In an earlier post, “Dueling Estate, Gift, and Generation Skipping Transfer Tax Senate Bills,” we discussed two different Senate bills concerning the federal estate, gift, and generation skipping transfer (GST) tax rates and exemption amounts.  On June 25, 2019, Senator Chris Van Hollen (D-Md) introduced yet another bill, the “Strengthen Social Security by Taxing Dynastic Wealth Act.”  This bill would simultaneously reduce the federal estate, gift, and GST lifetime exemption amounts while increasing the applicable federal estate, gift, and GST tax rates.

The bill would reduce the lifetime exemption amounts to a basic estate tax and GST tax exemption of $3.5 million (the exemption amount in effect in 2009) and a gift tax exemption amount of $1 million.  Notably, this would appear to “de-unify” the gift tax exemption from the estate and GST tax exemption amounts.  In addition, the bill would increase the maximum estate tax rate from 40% to 45%.  Finally, the bill would divert estate tax revenue to the Social Security Trust Fund in an attempt to bolster the program’s depleted reserves.  The projected revenue generated by the bill would cover approximately one-fifth (1/5) of Social Security’s estimated long-term funding gap.

Like the previous two bills, this one is unlikely to become law.  However, the number of bills introduced in the last year should remind us that the applicable exemption and exclusion amounts are always subject to change, and that it’s important to periodically review your estate plan with the current exemption amount in mind.

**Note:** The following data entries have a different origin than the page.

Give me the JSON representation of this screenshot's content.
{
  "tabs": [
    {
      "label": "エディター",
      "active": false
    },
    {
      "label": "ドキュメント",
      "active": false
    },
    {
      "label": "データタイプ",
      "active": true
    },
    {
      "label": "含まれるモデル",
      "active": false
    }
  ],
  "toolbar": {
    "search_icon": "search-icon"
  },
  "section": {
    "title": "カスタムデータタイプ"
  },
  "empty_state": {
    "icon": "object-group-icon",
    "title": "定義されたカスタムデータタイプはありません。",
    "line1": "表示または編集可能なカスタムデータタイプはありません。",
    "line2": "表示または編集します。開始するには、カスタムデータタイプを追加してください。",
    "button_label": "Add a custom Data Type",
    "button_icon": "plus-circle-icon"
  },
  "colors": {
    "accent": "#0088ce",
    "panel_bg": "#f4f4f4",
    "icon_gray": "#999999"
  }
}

If you have any questions on this topic, please contact Lin Law LLC at (920) 393-1190.

Dueling Estate, Gift, and Generation Skipping Transfer Tax Senate Bills

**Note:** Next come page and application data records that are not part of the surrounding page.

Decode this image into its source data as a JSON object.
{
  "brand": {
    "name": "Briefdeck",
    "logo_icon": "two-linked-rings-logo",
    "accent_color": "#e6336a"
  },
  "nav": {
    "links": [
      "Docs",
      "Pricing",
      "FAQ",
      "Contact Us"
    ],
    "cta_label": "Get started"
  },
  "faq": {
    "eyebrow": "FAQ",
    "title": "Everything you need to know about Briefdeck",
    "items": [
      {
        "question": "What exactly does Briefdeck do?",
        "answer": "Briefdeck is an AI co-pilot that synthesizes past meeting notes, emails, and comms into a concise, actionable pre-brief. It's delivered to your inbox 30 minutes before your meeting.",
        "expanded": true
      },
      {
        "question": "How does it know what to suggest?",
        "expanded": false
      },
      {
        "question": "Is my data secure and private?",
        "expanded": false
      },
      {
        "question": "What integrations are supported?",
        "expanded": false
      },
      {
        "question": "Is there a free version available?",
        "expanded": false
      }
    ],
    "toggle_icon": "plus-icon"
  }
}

Earlier this year, two very different bills relating to the federal estate, gift, and generation skipping transfer (GST) taxes were introduced in the United States Senate.

On January 17, 2019, Senator Tom Cotton (R-Ark.) introduced a bill that would reduce the federal estate, gift, and GST tax rates to a flat rate of 20%.  Under current law, these transfers are subject to a progressive tax rate that maxes out at 40% for transfers in excess of $1 million (subject to the federal lifetime exemption amount of $10 million, as adjusted for inflation).

Conversely, the “For the 99.8 Percent Act,” introduced by Senator Bernie Sanders (I-Vt.) on January 31, 2019, would reduce the federal estate, gift, and GST lifetime exemption amount to $3.5 million. The federal lifetime exemption amount is currently set at $10 million (adjusted for inflation to $11.4 million for 2019), and will decrease to $5 million when certain provisions of the Tax Cuts and Jobs Act of 2017 sunset on December 31, 2025.  In addition, the Act would raise the federal estate, gift, and GST tax rates to 45% for transfers of $3.5 million to $10 million, 50% for transfers of $10 million to $50 million, 55% on transfers of $50 million to $1 billion, and 77% on transfers in excess of $1 billion.

Although neither of these bills is likely to make it through both houses of Congress to become law, it is always worth keeping an eye on legislation that has the potential to impact your estate plan.

If you have any questions on this topic, please contact Lin Law LLC at (920) 393-1190.